# [Exercise description]
Check each line of the records for "replies"; collect those that have it.

# [Data extract]
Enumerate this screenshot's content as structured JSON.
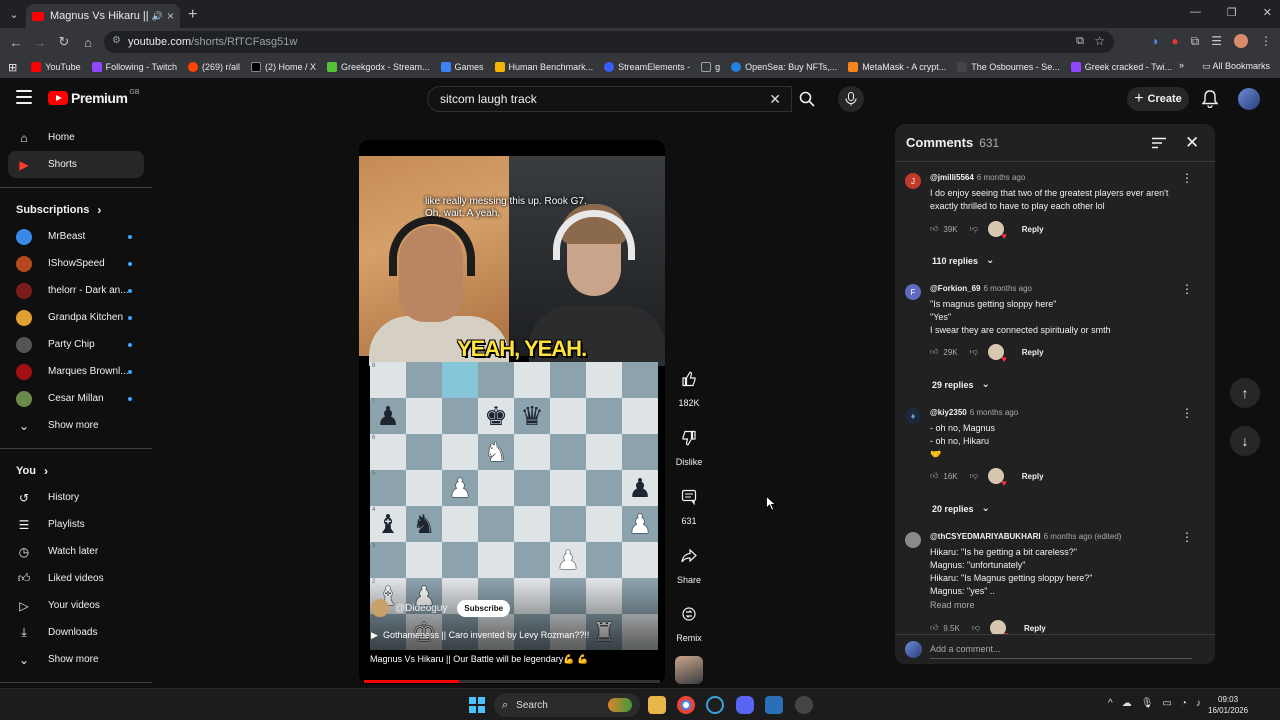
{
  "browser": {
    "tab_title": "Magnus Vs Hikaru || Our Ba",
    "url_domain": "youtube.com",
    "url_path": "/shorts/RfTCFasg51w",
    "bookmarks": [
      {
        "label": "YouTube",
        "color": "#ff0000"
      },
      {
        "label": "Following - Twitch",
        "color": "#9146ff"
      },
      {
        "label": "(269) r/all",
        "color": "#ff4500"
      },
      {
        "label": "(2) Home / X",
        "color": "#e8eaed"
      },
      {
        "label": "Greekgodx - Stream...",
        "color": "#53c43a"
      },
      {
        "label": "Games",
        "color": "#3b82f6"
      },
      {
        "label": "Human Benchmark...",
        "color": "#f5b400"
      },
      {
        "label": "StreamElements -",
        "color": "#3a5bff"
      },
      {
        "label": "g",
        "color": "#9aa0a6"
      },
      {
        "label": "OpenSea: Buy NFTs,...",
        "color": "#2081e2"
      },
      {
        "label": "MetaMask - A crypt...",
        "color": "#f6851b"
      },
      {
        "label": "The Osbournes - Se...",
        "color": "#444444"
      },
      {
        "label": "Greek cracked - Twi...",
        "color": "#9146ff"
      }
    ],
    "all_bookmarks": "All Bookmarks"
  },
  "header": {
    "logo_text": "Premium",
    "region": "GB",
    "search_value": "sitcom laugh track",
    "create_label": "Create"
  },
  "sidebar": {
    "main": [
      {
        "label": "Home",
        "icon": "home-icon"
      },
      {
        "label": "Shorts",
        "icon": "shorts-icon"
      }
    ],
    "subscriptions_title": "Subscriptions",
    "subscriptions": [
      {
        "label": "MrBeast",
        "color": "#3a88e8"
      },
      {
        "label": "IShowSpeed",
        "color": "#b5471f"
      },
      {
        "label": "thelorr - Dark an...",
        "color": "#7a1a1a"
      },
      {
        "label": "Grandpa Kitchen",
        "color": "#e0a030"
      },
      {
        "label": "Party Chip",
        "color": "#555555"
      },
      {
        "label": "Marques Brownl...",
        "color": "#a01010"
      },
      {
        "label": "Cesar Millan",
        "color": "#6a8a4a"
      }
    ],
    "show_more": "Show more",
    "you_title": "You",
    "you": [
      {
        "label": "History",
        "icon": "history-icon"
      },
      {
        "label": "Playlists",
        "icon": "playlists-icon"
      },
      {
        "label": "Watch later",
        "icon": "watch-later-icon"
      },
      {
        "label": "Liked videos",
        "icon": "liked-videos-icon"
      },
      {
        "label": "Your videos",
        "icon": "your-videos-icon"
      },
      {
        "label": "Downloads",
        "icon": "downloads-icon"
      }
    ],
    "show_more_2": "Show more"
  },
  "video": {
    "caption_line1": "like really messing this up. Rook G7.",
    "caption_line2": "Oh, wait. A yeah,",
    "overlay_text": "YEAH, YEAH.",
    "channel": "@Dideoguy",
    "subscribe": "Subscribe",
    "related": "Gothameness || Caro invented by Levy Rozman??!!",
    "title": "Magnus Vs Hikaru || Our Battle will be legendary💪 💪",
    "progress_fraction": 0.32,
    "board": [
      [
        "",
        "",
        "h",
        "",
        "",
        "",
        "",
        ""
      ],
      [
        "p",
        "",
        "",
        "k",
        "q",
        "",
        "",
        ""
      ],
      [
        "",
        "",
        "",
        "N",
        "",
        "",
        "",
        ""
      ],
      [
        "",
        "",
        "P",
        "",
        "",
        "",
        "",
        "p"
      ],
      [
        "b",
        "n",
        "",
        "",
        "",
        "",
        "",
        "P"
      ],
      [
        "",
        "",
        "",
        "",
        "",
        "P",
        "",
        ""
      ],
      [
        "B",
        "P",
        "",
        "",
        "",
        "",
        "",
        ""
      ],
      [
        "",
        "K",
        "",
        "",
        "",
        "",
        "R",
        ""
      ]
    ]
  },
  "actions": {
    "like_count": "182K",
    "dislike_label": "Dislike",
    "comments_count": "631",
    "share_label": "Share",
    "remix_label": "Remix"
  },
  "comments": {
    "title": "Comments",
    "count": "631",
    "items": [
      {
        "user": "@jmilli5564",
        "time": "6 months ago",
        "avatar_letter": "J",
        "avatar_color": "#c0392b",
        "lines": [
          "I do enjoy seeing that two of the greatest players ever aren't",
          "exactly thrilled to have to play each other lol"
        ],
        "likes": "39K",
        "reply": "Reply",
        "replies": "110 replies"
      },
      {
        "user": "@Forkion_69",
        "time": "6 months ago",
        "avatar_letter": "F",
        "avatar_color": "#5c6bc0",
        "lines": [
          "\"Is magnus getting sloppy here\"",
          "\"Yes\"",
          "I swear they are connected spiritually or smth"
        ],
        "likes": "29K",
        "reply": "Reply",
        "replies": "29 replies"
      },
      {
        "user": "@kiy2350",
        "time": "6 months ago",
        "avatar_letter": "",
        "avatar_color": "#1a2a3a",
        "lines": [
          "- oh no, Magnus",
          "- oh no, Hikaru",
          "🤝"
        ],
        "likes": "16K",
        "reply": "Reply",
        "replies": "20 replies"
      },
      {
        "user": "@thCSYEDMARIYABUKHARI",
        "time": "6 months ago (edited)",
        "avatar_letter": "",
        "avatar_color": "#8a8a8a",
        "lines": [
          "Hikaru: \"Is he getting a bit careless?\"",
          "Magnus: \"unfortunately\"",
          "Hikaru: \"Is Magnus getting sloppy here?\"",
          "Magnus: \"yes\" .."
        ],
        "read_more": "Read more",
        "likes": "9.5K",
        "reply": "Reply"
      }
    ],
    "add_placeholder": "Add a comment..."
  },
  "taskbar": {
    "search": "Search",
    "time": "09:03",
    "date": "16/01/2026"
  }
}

# [Answer to this problem]
        "replies": "110 replies"
        "replies": "29 replies"
        "replies": "20 replies"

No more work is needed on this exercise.